◆ **Dataset**:
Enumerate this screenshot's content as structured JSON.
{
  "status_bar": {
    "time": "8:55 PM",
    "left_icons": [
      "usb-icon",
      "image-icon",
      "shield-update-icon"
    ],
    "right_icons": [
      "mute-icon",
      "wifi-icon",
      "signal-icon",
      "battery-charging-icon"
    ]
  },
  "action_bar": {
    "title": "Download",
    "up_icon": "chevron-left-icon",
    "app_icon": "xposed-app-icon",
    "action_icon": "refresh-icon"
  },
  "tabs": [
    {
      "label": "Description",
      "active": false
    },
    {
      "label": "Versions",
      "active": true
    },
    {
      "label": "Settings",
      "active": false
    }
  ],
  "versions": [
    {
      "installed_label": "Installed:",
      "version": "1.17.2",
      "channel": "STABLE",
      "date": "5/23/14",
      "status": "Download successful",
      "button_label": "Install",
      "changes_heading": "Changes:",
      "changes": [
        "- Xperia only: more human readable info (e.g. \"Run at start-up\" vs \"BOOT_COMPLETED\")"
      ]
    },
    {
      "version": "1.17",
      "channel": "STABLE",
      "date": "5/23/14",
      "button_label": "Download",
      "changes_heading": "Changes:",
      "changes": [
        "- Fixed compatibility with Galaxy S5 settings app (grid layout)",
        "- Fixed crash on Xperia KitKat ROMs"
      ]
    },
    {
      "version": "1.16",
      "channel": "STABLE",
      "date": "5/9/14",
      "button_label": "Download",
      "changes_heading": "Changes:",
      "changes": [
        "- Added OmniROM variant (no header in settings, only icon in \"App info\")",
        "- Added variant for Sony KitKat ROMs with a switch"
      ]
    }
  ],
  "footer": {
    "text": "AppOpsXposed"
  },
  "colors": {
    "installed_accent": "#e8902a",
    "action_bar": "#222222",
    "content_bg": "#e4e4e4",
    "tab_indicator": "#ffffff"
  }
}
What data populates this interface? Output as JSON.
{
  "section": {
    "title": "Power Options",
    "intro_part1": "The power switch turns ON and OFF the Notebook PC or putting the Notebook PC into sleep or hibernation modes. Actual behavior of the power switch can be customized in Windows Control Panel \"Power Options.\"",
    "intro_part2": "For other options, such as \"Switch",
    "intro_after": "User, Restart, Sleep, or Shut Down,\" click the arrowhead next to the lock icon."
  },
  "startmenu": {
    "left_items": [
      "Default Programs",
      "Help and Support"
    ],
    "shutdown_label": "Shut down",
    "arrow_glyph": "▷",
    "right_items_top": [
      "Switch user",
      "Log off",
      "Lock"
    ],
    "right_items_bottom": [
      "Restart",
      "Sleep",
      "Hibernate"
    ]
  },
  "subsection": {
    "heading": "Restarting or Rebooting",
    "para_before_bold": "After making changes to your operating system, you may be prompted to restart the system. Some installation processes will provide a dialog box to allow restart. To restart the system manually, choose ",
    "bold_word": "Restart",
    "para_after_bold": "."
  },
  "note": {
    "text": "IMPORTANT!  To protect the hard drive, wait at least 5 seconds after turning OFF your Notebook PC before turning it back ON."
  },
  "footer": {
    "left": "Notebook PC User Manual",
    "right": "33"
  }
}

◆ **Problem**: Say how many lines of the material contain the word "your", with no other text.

◆ **Finished exercise**: 2